# Arithmetic Expressions

Use the Arithmetic function to write complex mathematical expression in free format. The notation follows the Python language for math notation.

The function first parses the expression and builds an abstract syntax tree (AST). Then, the Classiq engine finds a computation strategy for a specified number of qubits, and compiles the desired quantum program.

As opposed to classical computers, when quantum computers evaluate arithmetic expression, the calculations are reversible and are applied on all quantum states in parallel. To do so, quantum computers store all intermediate computation results in a quantum variables. Qubits that are not freed cannot be used later on in the quantum program.

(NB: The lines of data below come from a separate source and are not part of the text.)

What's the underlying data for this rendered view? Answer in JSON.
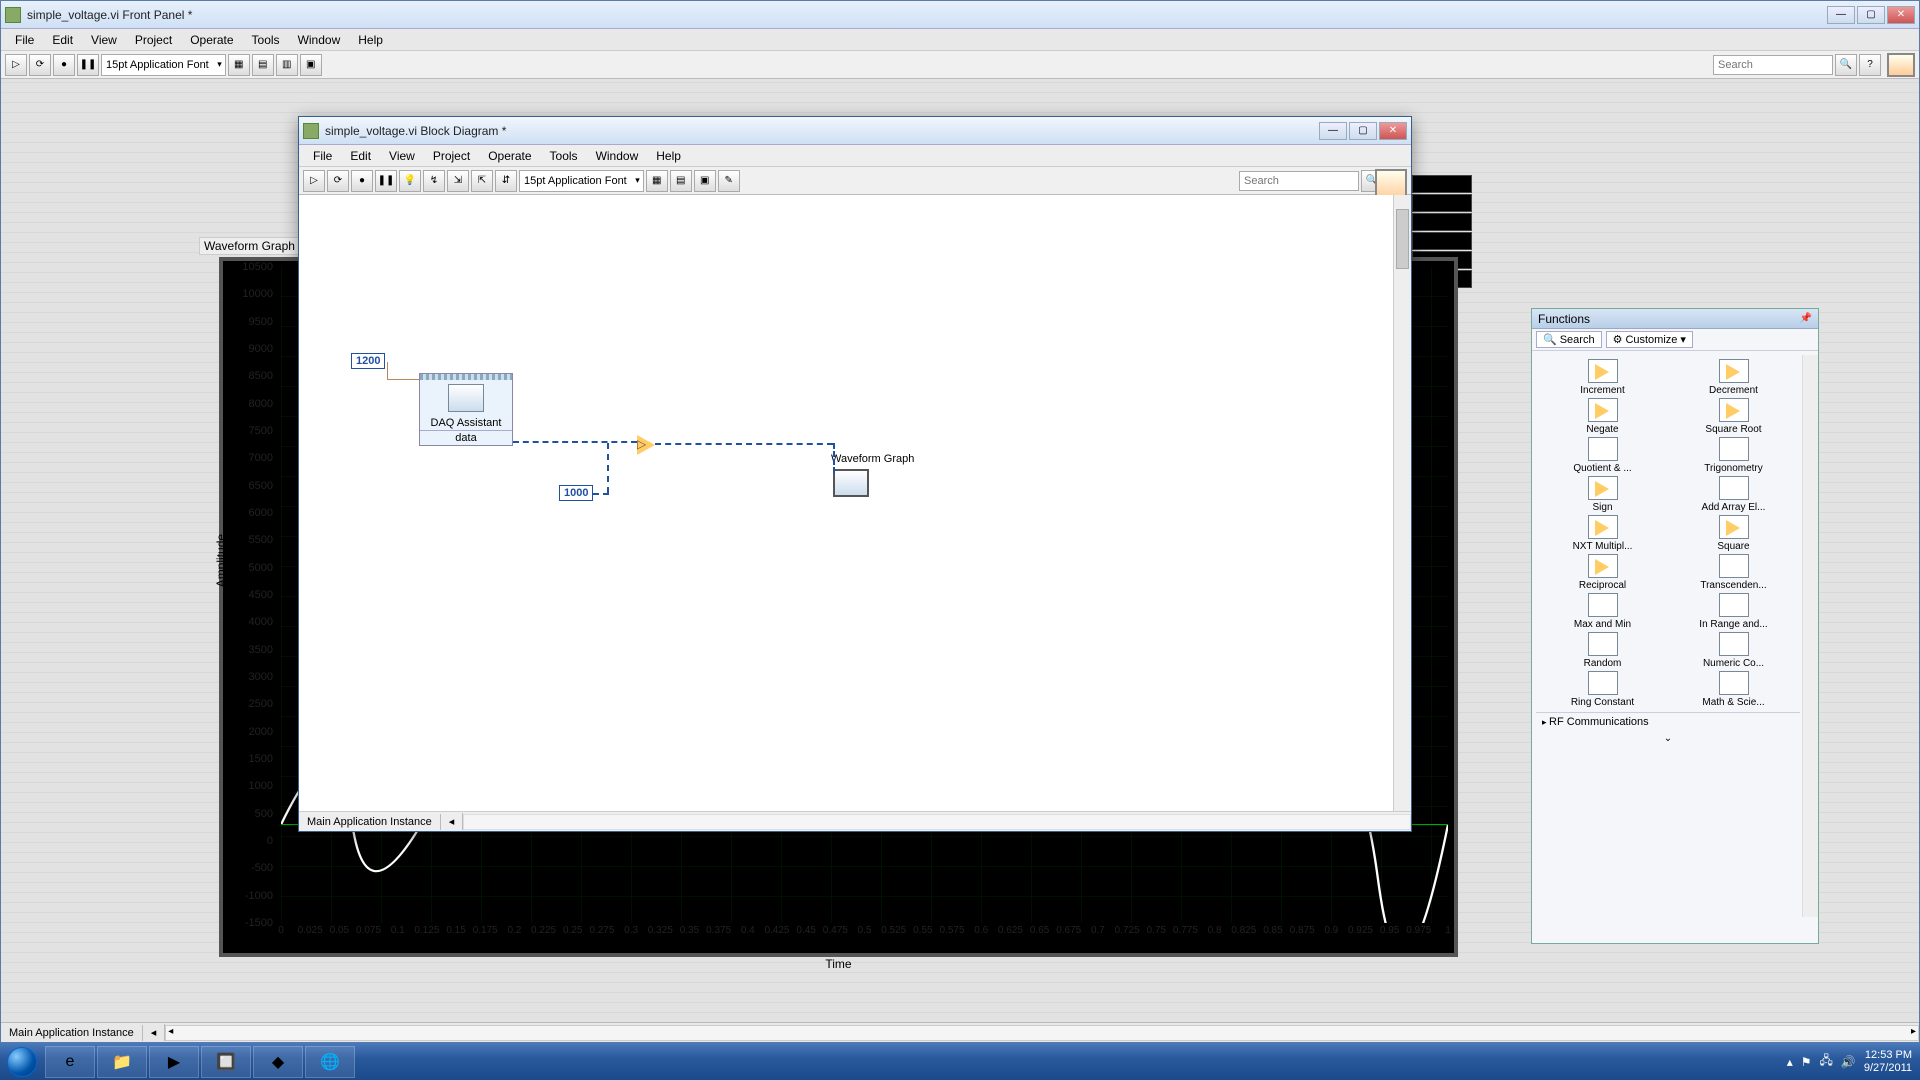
{
  "main_window": {
    "title": "simple_voltage.vi Front Panel *",
    "menus": [
      "File",
      "Edit",
      "View",
      "Project",
      "Operate",
      "Tools",
      "Window",
      "Help"
    ],
    "font_combo": "15pt Application Font",
    "search_placeholder": "Search",
    "status_tab": "Main Application Instance"
  },
  "graph": {
    "label": "Waveform Graph",
    "y_label": "Amplitude",
    "x_label": "Time",
    "y_ticks": [
      "10500",
      "10000",
      "9500",
      "9000",
      "8500",
      "8000",
      "7500",
      "7000",
      "6500",
      "6000",
      "5500",
      "5000",
      "4500",
      "4000",
      "3500",
      "3000",
      "2500",
      "2000",
      "1500",
      "1000",
      "500",
      "0",
      "-500",
      "-1000",
      "-1500"
    ],
    "x_ticks": [
      "0",
      "0.025",
      "0.05",
      "0.075",
      "0.1",
      "0.125",
      "0.15",
      "0.175",
      "0.2",
      "0.225",
      "0.25",
      "0.275",
      "0.3",
      "0.325",
      "0.35",
      "0.375",
      "0.4",
      "0.425",
      "0.45",
      "0.475",
      "0.5",
      "0.525",
      "0.55",
      "0.575",
      "0.6",
      "0.625",
      "0.65",
      "0.675",
      "0.7",
      "0.725",
      "0.75",
      "0.775",
      "0.8",
      "0.825",
      "0.85",
      "0.875",
      "0.9",
      "0.925",
      "0.95",
      "0.975",
      "1"
    ],
    "legend_count": 6
  },
  "child_window": {
    "title": "simple_voltage.vi Block Diagram *",
    "menus": [
      "File",
      "Edit",
      "View",
      "Project",
      "Operate",
      "Tools",
      "Window",
      "Help"
    ],
    "font_combo": "15pt Application Font",
    "search_placeholder": "Search",
    "status_tab": "Main Application Instance",
    "const1": "1200",
    "const2": "1000",
    "daq_name": "DAQ Assistant",
    "daq_data": "data",
    "graph_term": "Waveform Graph"
  },
  "palette": {
    "title": "Functions",
    "search": "Search",
    "customize": "Customize",
    "items": [
      "Increment",
      "Decrement",
      "Negate",
      "Square Root",
      "Quotient & ...",
      "Trigonometry",
      "Sign",
      "Add Array El...",
      "NXT Multipl...",
      "Square",
      "Reciprocal",
      "Transcenden...",
      "Max and Min",
      "In Range and...",
      "Random",
      "Numeric Co...",
      "Ring Constant",
      "Math & Scie..."
    ],
    "category": "RF Communications"
  },
  "clock": {
    "time": "12:53 PM",
    "date": "9/27/2011"
  }
}
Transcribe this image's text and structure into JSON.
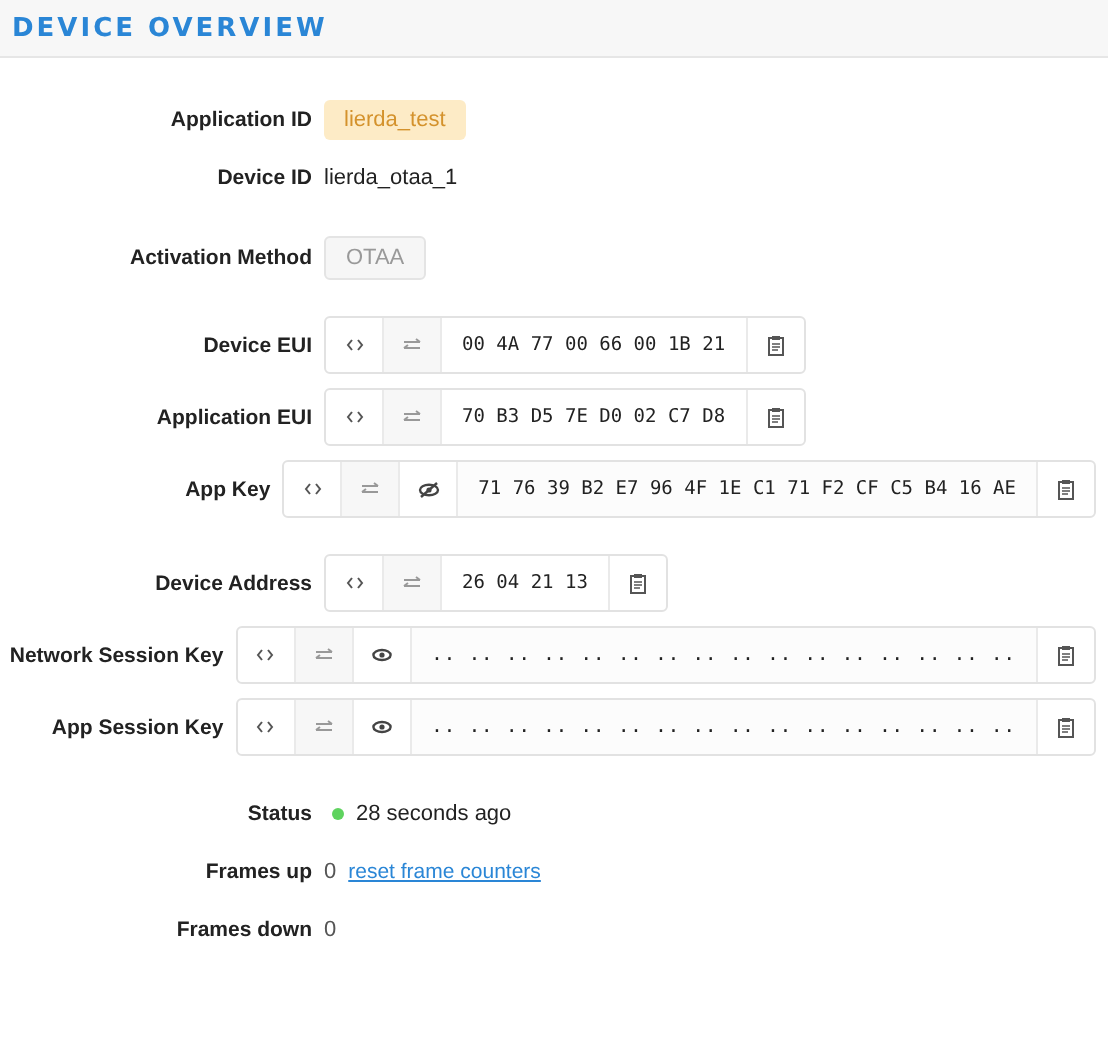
{
  "header": {
    "title": "DEVICE OVERVIEW"
  },
  "sections": [
    {
      "rows": [
        {
          "label": "Application ID",
          "kind": "badge",
          "value": "lierda_test"
        },
        {
          "label": "Device ID",
          "kind": "plain",
          "value": "lierda_otaa_1"
        }
      ]
    },
    {
      "rows": [
        {
          "label": "Activation Method",
          "kind": "tag",
          "value": "OTAA"
        }
      ]
    },
    {
      "rows": [
        {
          "label": "Device EUI",
          "kind": "key",
          "value": "00 4A 77 00 66 00 1B 21"
        },
        {
          "label": "Application EUI",
          "kind": "key",
          "value": "70 B3 D5 7E D0 02 C7 D8"
        },
        {
          "label": "App Key",
          "kind": "key",
          "visible": true,
          "value": "71 76 39 B2 E7 96 4F 1E C1 71 F2 CF C5 B4 16 AE"
        }
      ]
    },
    {
      "rows": [
        {
          "label": "Device Address",
          "kind": "key",
          "value": "26 04 21 13"
        },
        {
          "label": "Network Session Key",
          "kind": "key",
          "visible": false,
          "value": ".. .. .. .. .. .. .. .. .. .. .. .. .. .. .. .."
        },
        {
          "label": "App Session Key",
          "kind": "key",
          "visible": false,
          "value": ".. .. .. .. .. .. .. .. .. .. .. .. .. .. .. .."
        }
      ]
    },
    {
      "rows": [
        {
          "label": "Status",
          "kind": "status",
          "color": "#5fd35f",
          "value": "28 seconds ago"
        },
        {
          "label": "Frames up",
          "kind": "counter",
          "value": "0",
          "link": "reset frame counters"
        },
        {
          "label": "Frames down",
          "kind": "counter",
          "value": "0"
        }
      ]
    }
  ]
}
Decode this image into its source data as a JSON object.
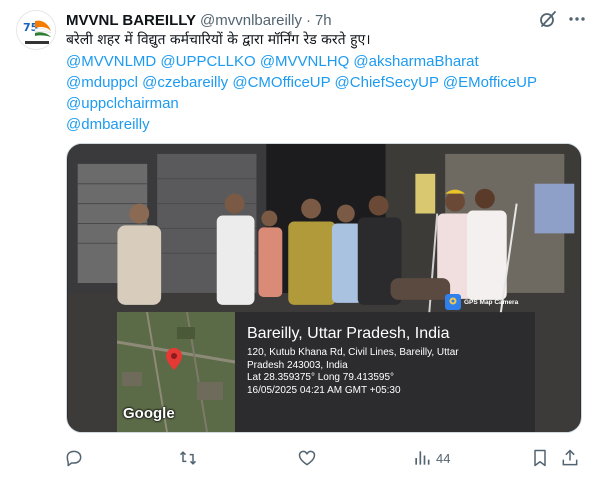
{
  "tweet": {
    "author_name": "MVVNL BAREILLY",
    "handle": "@mvvnlbareilly",
    "separator": "·",
    "time": "7h",
    "text_lines": [
      "बरेली शहर में विद्युत कर्मचारियों के द्वारा मॉर्निंग रेड करते हुए।",
      "@MVVNLMD @UPPCLLKO @MVVNLHQ @aksharmaBharat",
      "@mduppcl @czebareilly @CMOfficeUP @ChiefSecyUP @EMofficeUP",
      "@uppclchairman",
      "@dmbareilly"
    ]
  },
  "media": {
    "photo_description_icon": "group-photo",
    "gps_badge_label": "GPS Map Camera",
    "map_label": "Google",
    "location_title": "Bareilly, Uttar Pradesh, India",
    "address_line1": "120, Kutub Khana Rd, Civil Lines, Bareilly, Uttar",
    "address_line2": "Pradesh 243003, India",
    "coordinates": "Lat 28.359375° Long 79.413595°",
    "timestamp": "16/05/2025 04:21 AM GMT +05:30"
  },
  "actions": {
    "reply_icon": "reply-icon",
    "retweet_icon": "retweet-icon",
    "like_icon": "like-icon",
    "views_icon": "views-icon",
    "views_count": "44",
    "bookmark_icon": "bookmark-icon",
    "share_icon": "share-icon"
  },
  "colors": {
    "link": "#1d9bf0",
    "secondary_text": "#536471",
    "primary_text": "#0f1419",
    "border": "#cfd9de"
  }
}
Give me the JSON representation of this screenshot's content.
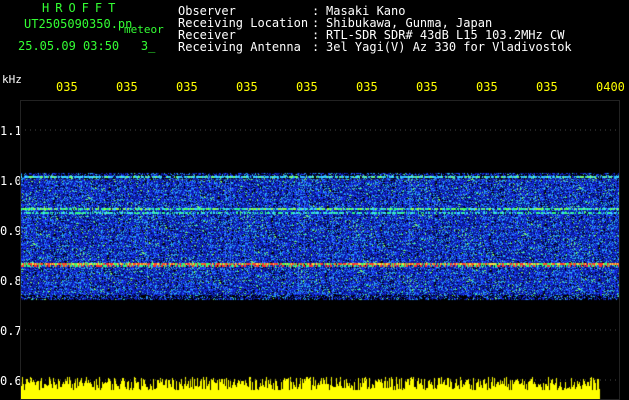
{
  "header": {
    "brand": "HROFFT",
    "filename": "UT2505090350.pn",
    "filename_suffix": "meteor",
    "date": "25.05.09 03:50",
    "count": "3_",
    "fields": [
      {
        "label": "Observer",
        "value": "Masaki Kano"
      },
      {
        "label": "Receiving Location",
        "value": "Shibukawa, Gunma, Japan"
      },
      {
        "label": "Receiver",
        "value": "RTL-SDR SDR# 43dB L15 103.2MHz CW"
      },
      {
        "label": "Receiving Antenna",
        "value": "3el Yagi(V) Az 330 for Vladivostok"
      }
    ]
  },
  "axes": {
    "y_unit": "kHz",
    "y_ticks": [
      "1.1",
      "1.0",
      "0.9",
      "0.8",
      "0.7",
      "0.6"
    ],
    "x_ticks": [
      "035",
      "035",
      "035",
      "035",
      "035",
      "035",
      "035",
      "035",
      "035",
      "0400"
    ]
  },
  "colors": {
    "header_text": "#ffffff",
    "brand_text": "#33ff33",
    "x_tick_text": "#ffff00",
    "background": "#000000",
    "signal_hot": "#ff2020",
    "signal_band": "#2244ff",
    "amplitude": "#ffff00"
  }
}
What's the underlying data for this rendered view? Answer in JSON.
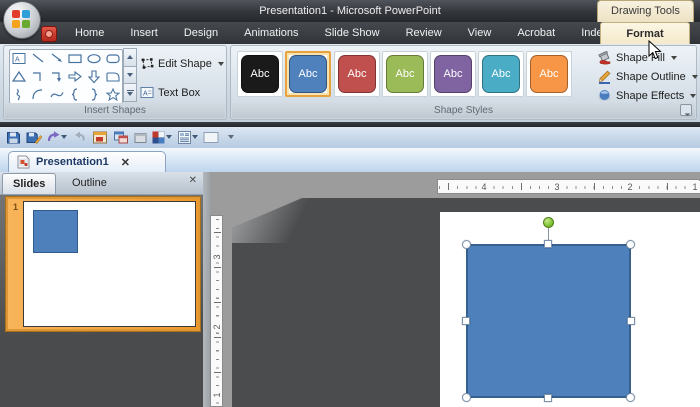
{
  "window": {
    "title": "Presentation1 - Microsoft PowerPoint",
    "contextual_group": "Drawing Tools"
  },
  "ribbon": {
    "tabs": [
      {
        "label": "Home"
      },
      {
        "label": "Insert"
      },
      {
        "label": "Design"
      },
      {
        "label": "Animations"
      },
      {
        "label": "Slide Show"
      },
      {
        "label": "Review"
      },
      {
        "label": "View"
      },
      {
        "label": "Acrobat"
      },
      {
        "label": "Indezine"
      },
      {
        "label": "Format",
        "active": true
      }
    ],
    "insert_shapes": {
      "group_label": "Insert Shapes",
      "shape_icons": [
        "text-box",
        "line",
        "arrow",
        "rectangle",
        "oval",
        "rounded-rectangle",
        "isosceles-triangle",
        "elbow-connector",
        "elbow-arrow-connector",
        "right-arrow",
        "down-arrow",
        "rounded-corner-rectangle",
        "scribble",
        "arc",
        "curve",
        "left-brace",
        "right-brace",
        "star"
      ],
      "buttons": {
        "edit_shape": "Edit Shape",
        "text_box": "Text Box"
      }
    },
    "shape_styles": {
      "group_label": "Shape Styles",
      "swatches": [
        {
          "label": "Abc",
          "color": "#1A1A1A",
          "selected": false
        },
        {
          "label": "Abc",
          "color": "#4F81BD",
          "selected": true
        },
        {
          "label": "Abc",
          "color": "#C0504D",
          "selected": false
        },
        {
          "label": "Abc",
          "color": "#9BBB59",
          "selected": false
        },
        {
          "label": "Abc",
          "color": "#8064A2",
          "selected": false
        },
        {
          "label": "Abc",
          "color": "#4BACC6",
          "selected": false
        },
        {
          "label": "Abc",
          "color": "#F79646",
          "selected": false
        }
      ],
      "buttons": {
        "fill": "Shape Fill",
        "outline": "Shape Outline",
        "effects": "Shape Effects"
      }
    }
  },
  "quick_toolbar": {
    "icons": [
      "save",
      "save-as",
      "undo",
      "redo",
      "print-preview",
      "switch-windows",
      "window",
      "grid-view",
      "outline-view",
      "slide-pane",
      "toolbar-options"
    ]
  },
  "document_tab": {
    "label": "Presentation1",
    "close": "✕"
  },
  "left_panel": {
    "tabs": [
      {
        "label": "Slides",
        "active": true
      },
      {
        "label": "Outline",
        "active": false
      }
    ],
    "close": "✕",
    "slide_number": "1"
  },
  "rulers": {
    "horizontal": [
      "4",
      "3",
      "2",
      "1"
    ],
    "vertical": [
      "3",
      "2",
      "1"
    ]
  },
  "canvas": {
    "shape_fill": "#4E80BC",
    "shape_border": "#36618E",
    "selection_handle": "#FFFFFF",
    "rotation_handle": "#7EC234"
  }
}
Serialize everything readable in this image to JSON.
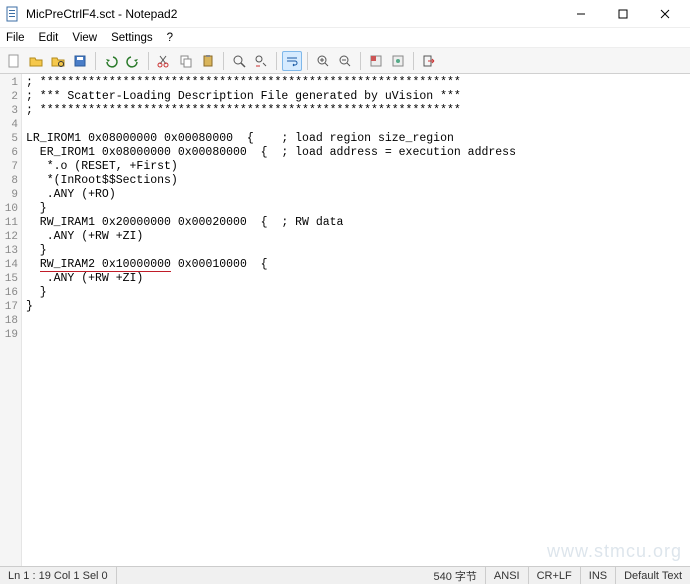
{
  "title": "MicPreCtrlF4.sct - Notepad2",
  "menu": {
    "file": "File",
    "edit": "Edit",
    "view": "View",
    "settings": "Settings",
    "help": "?"
  },
  "lines": [
    "; *************************************************************",
    "; *** Scatter-Loading Description File generated by uVision ***",
    "; *************************************************************",
    "",
    "LR_IROM1 0x08000000 0x00080000  {    ; load region size_region",
    "  ER_IROM1 0x08000000 0x00080000  {  ; load address = execution address",
    "   *.o (RESET, +First)",
    "   *(InRoot$$Sections)",
    "   .ANY (+RO)",
    "  }",
    "  RW_IRAM1 0x20000000 0x00020000  {  ; RW data",
    "   .ANY (+RW +ZI)",
    "  }",
    "  RW_IRAM2 0x10000000 0x00010000  {",
    "   .ANY (+RW +ZI)",
    "  }",
    "}",
    "",
    ""
  ],
  "line_numbers": [
    "1",
    "2",
    "3",
    "4",
    "5",
    "6",
    "7",
    "8",
    "9",
    "10",
    "11",
    "12",
    "13",
    "14",
    "15",
    "16",
    "17",
    "18",
    "19"
  ],
  "underline_line_index": 13,
  "underline_text": "RW_IRAM2 0x10000000",
  "status": {
    "pos": "Ln 1 : 19  Col 1  Sel 0",
    "bytes": "540 字节",
    "encoding": "ANSI",
    "eol": "CR+LF",
    "ins": "INS",
    "lexer": "Default Text"
  },
  "watermark": "www.stmcu.org"
}
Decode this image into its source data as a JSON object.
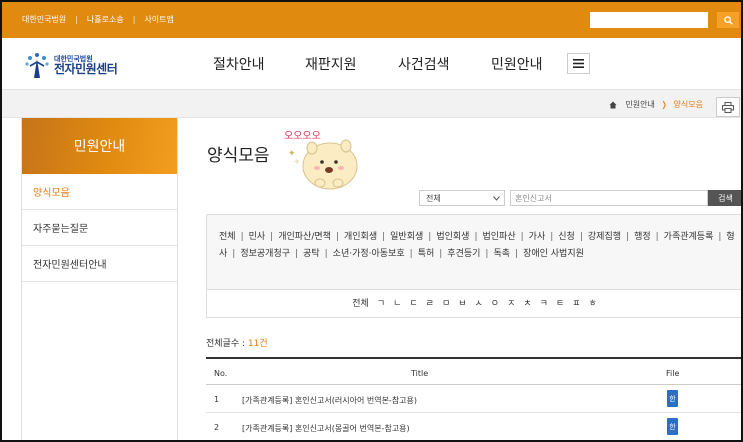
{
  "topbar": {
    "links": [
      "대한민국법원",
      "나홀로소송",
      "사이트맵"
    ],
    "search_placeholder": ""
  },
  "logo": {
    "small": "대한민국법원",
    "big": "전자민원센터"
  },
  "nav": [
    "절차안내",
    "재판지원",
    "사건검색",
    "민원안내"
  ],
  "breadcrumb": {
    "parent": "민원안내",
    "current": "양식모음"
  },
  "sidebar": {
    "title": "민원안내",
    "items": [
      "양식모음",
      "자주묻는질문",
      "전자민원센터안내"
    ]
  },
  "page": {
    "title": "양식모음",
    "mascot_text": "오오오오"
  },
  "search": {
    "select_value": "전체",
    "keyword": "혼인신고서",
    "button": "검색"
  },
  "categories": [
    "전체",
    "민사",
    "개인파산/면책",
    "개인회생",
    "일반회생",
    "법인회생",
    "법인파산",
    "가사",
    "신청",
    "강제집행",
    "행정",
    "가족관계등록",
    "형사",
    "정보공개청구",
    "공탁",
    "소년·가정·아동보호",
    "특허",
    "후견등기",
    "독촉",
    "장애인 사법지원"
  ],
  "initials": [
    "전체",
    "ㄱ",
    "ㄴ",
    "ㄷ",
    "ㄹ",
    "ㅁ",
    "ㅂ",
    "ㅅ",
    "ㅇ",
    "ㅈ",
    "ㅊ",
    "ㅋ",
    "ㅌ",
    "ㅍ",
    "ㅎ"
  ],
  "list": {
    "count_label": "전체글수 : ",
    "count": "11건",
    "headers": {
      "no": "No.",
      "title": "Title",
      "file": "File"
    },
    "rows": [
      {
        "no": "1",
        "title": "[가족관계등록] 혼인신고서(러시아어 번역본-참고용)",
        "file_icon": "hwp"
      },
      {
        "no": "2",
        "title": "[가족관계등록] 혼인신고서(몽골어 번역본-참고용)",
        "file_icon": "hwp"
      }
    ]
  },
  "colors": {
    "accent": "#e08a10",
    "accent_text": "#e07a10"
  }
}
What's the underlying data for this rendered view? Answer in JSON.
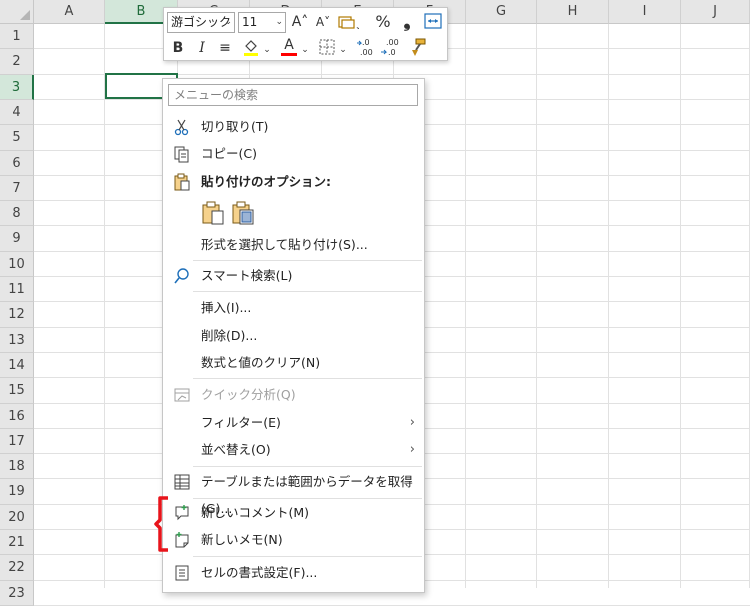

Analogously to the classical world, there is a form of quantum "garbage collection", usually referred to as uncomputation, which returns the garbage qubits to their original state. The computation strategy determines the order in which qubits are released and reused. By employing different strategies, you can produce a variety of quantum programs with the same functionality. In general, longer quantum programs require less qubits than shorter ones.

Supported operators:

• Add: +

• Subtract: - (two arguments)

• Negate: - (a single argument)

• Multiply: *

• Bitwise Or: |

• Bitwise And: &

• Bitwise Xor: ^

• Invert: ~

• Equal: ==

• Not Equal: !=

• Greater Than: >

• Greater Or Equal: >=

• Less Than: <

• Less Or Equal: <=

• Modulo: % limited for power of 2

• Logical And: and

• Logical Or: or

• Max: max (n>=2 arguments)

• Min: min (n>=2 arguments)

• Power ** (register base, positive int power)

## Example

This example generates a quantum program that calculates the expression (a + b + c & 15) % 8 ^ 3 & a ^ 10 == 4. Each of the variables a,b, and c is defined as a quantum varialbe with a different size.

from classiq import Output, QArray, QBit, QNum, create_model, prepare_int, qfunc

@qfunc
def main(a: Output[QNum], b: Output[QNum], c: Output[QNum], res: Output[QNum]) -> None:
prepare_int(2, a)
prepare_int(1, b)
prepare_int(5, c)

res |= (a + b + c & 15) % 8 ^ 3 & a ^ 10 == 4

qmod = create_model(main)

from classiq import execute, synthesize, write_qmod

write_qmod(qmod, "arithmetic_expression_example")
qprog = synthesize(qmod)

result = execute(qprog).result()[0].value
result.parsed_counts

[{'a': 2.0, 'b': 1.0, 'c': 5.0, 'res': 0.0}: 1000]